Hedge funds ready to resist Greek bond buy-back
Hedge funds are preparing to resist Greece’s attempt to cut its debt by holding out against a government bond buy-back in the hope of bigger gains later.
Greece had to offer a higher price than expected at a €10 billion buy-back on Monday after hedge funds buying bonds pushed prices higher.
Resisting the urge to bank a quick profit, hedge funds will rely on the fact many bondholders will tender their holdings in the buy-back. That will leave Greece with less debt, underpinning the value of what remains.
Payouts and holdouts
Some managers are now convinced that international lenders will do whatever it takes to keep Greece in the euro, improving the chances of payouts to bondholders.
Hans Humes, chief investment officer of New York-based Greylock Capital, said he planned to hold onto shorter-dated bonds, tender his long-dated Greek bonds in the buy-back and then buy more shorter-dated debt, keeping the size of his positions in the country’s debt about the same.

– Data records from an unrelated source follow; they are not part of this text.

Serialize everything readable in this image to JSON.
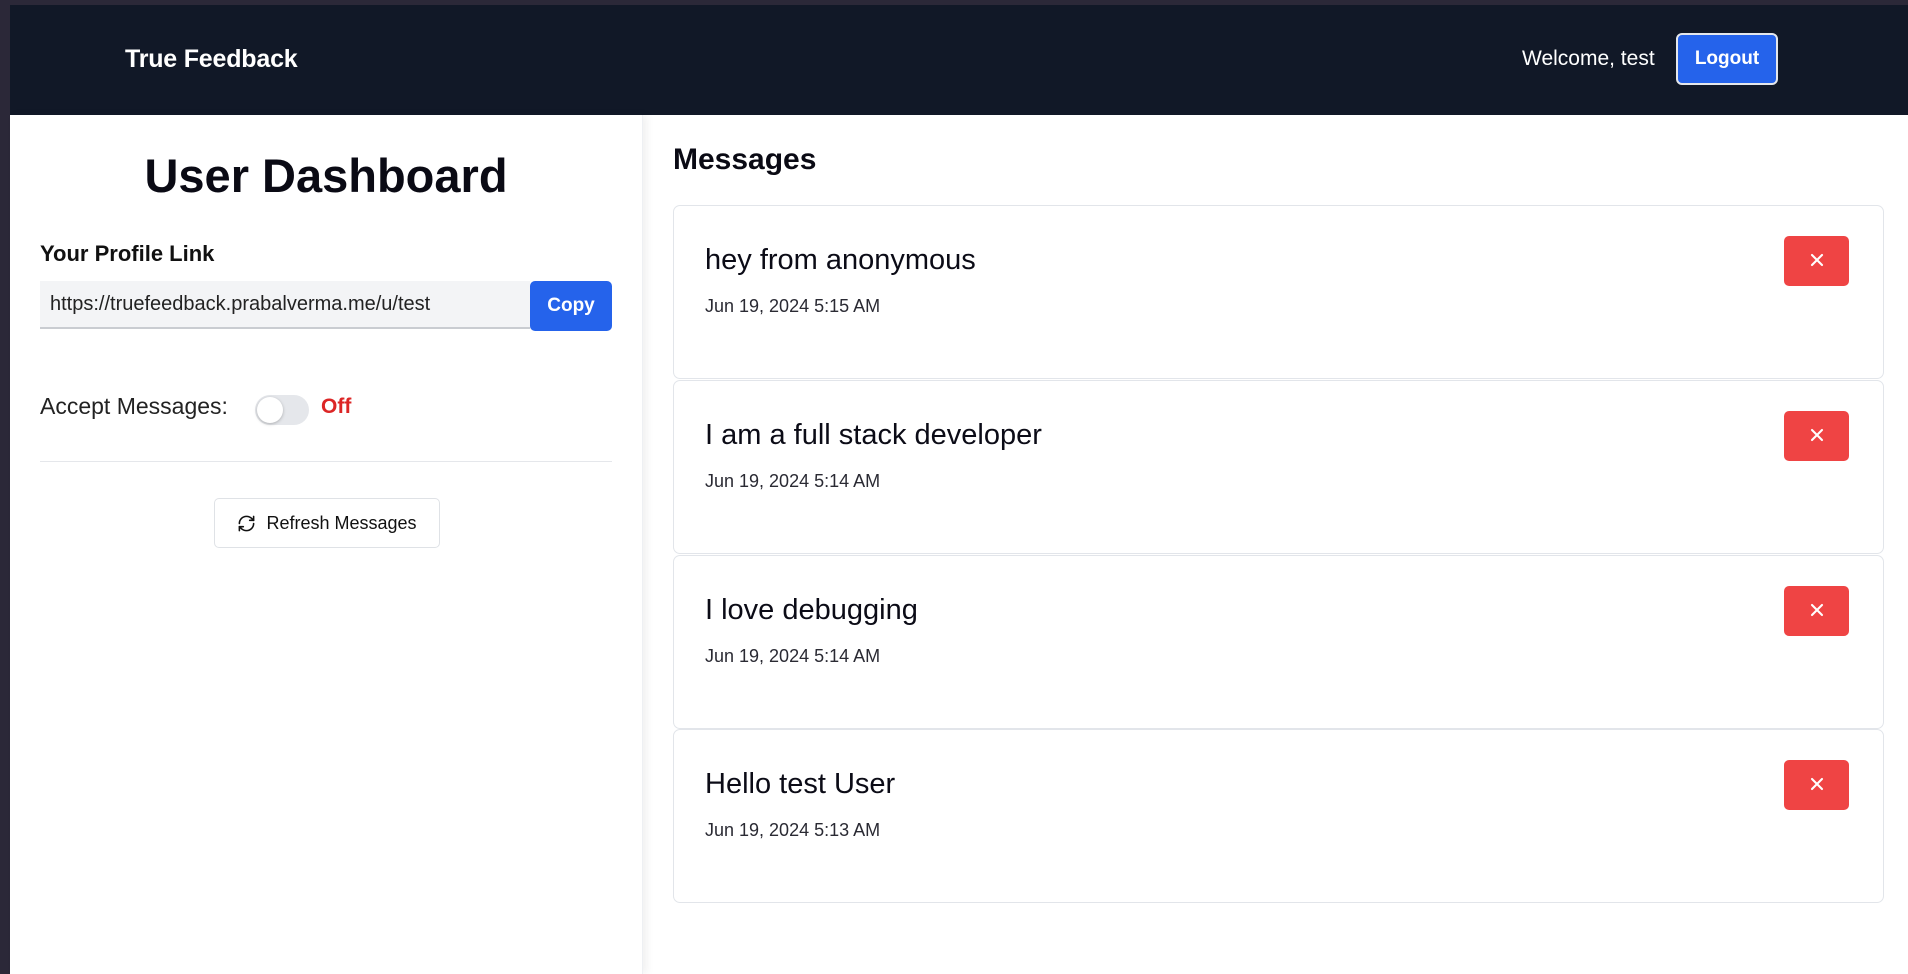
{
  "navbar": {
    "brand": "True Feedback",
    "welcome": "Welcome, test",
    "logout_label": "Logout"
  },
  "dashboard": {
    "title": "User Dashboard",
    "profile_label": "Your Profile Link",
    "profile_link": "https://truefeedback.prabalverma.me/u/test",
    "copy_label": "Copy",
    "accept_label": "Accept Messages:",
    "accept_state": "Off",
    "accept_enabled": false,
    "refresh_label": "Refresh Messages"
  },
  "messages": {
    "title": "Messages",
    "items": [
      {
        "text": "hey from anonymous",
        "date": "Jun 19, 2024 5:15 AM"
      },
      {
        "text": "I am a full stack developer",
        "date": "Jun 19, 2024 5:14 AM"
      },
      {
        "text": "I love debugging",
        "date": "Jun 19, 2024 5:14 AM"
      },
      {
        "text": "Hello test User",
        "date": "Jun 19, 2024 5:13 AM"
      }
    ]
  },
  "colors": {
    "navbar_bg": "#111827",
    "primary": "#2563eb",
    "danger": "#ef4444",
    "off_text": "#dc2626"
  },
  "icons": {
    "refresh": "refresh-icon",
    "delete": "close-icon"
  }
}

“Where else are you going to get such a great yield in the short end?” he said. “There is nothing else as good as this from a risk-reward perspective in Europe right now.”
Others said the buy-back had put a floor under the price and limited the downside while still offering potential future gains.
Hedge fund holdouts are unlikely to prevent the buy-back from getting over the line, according to Nomura analysis, because of participation from banks. Hedge funds were estimated to hold up to €25 billion out of the total €63 billion in private creditors’ hands.
Funds are wary of disclosing whether or not they will accept the buy-back for fear of weakening their positions. Many will be hoping others will take up the offer, increasing their potential payout.
Those that do hold out may take comfort from Greece’s about-face in May when it paid in full the holders of one bond who rejected debt exchange in February.
The government had said at the time of the offer in March that anyone who rejected it would get nothing.
Funds will also be buoyed by legal safeguards they now enjoy as bondholders. Under Greece’s €206 billion restructuring in March, old Greek law bonds were traded in for new bonds issued under English law, which offers investors more protections.
Managers are also getting excited about court rulings in the long-running legal battle between Argentina and holdout creditors, including US hedge fund Elliott Management, which have said Argentina must pay holders of restructured bonds and holdouts simultaneously.
Greece has not specified the value of bonds it hopes to buy back, but if it spends the full €10 billion at an average price of 34 per cent it can buy €28 billion worth, Nomura economist Dimitris Drakopoulos said in a note. With Greek, Cypriot and EU state banks almost certain to tender close to €20 billion of their holdings, getting hedge funds to tender another €8 billion at the higher prices “seems a reasonable and likely outcome”, Mr Drakopoulos said.
Many of the hedge funds built up positions when Greek bonds were as low as 11 cent on the euro after the national election in June, when the country looked close to exiting the euro. Funds refusing to participate in the buy-back are betting that the smaller amount of private debt left over will rise in price and they are less likely to face losses.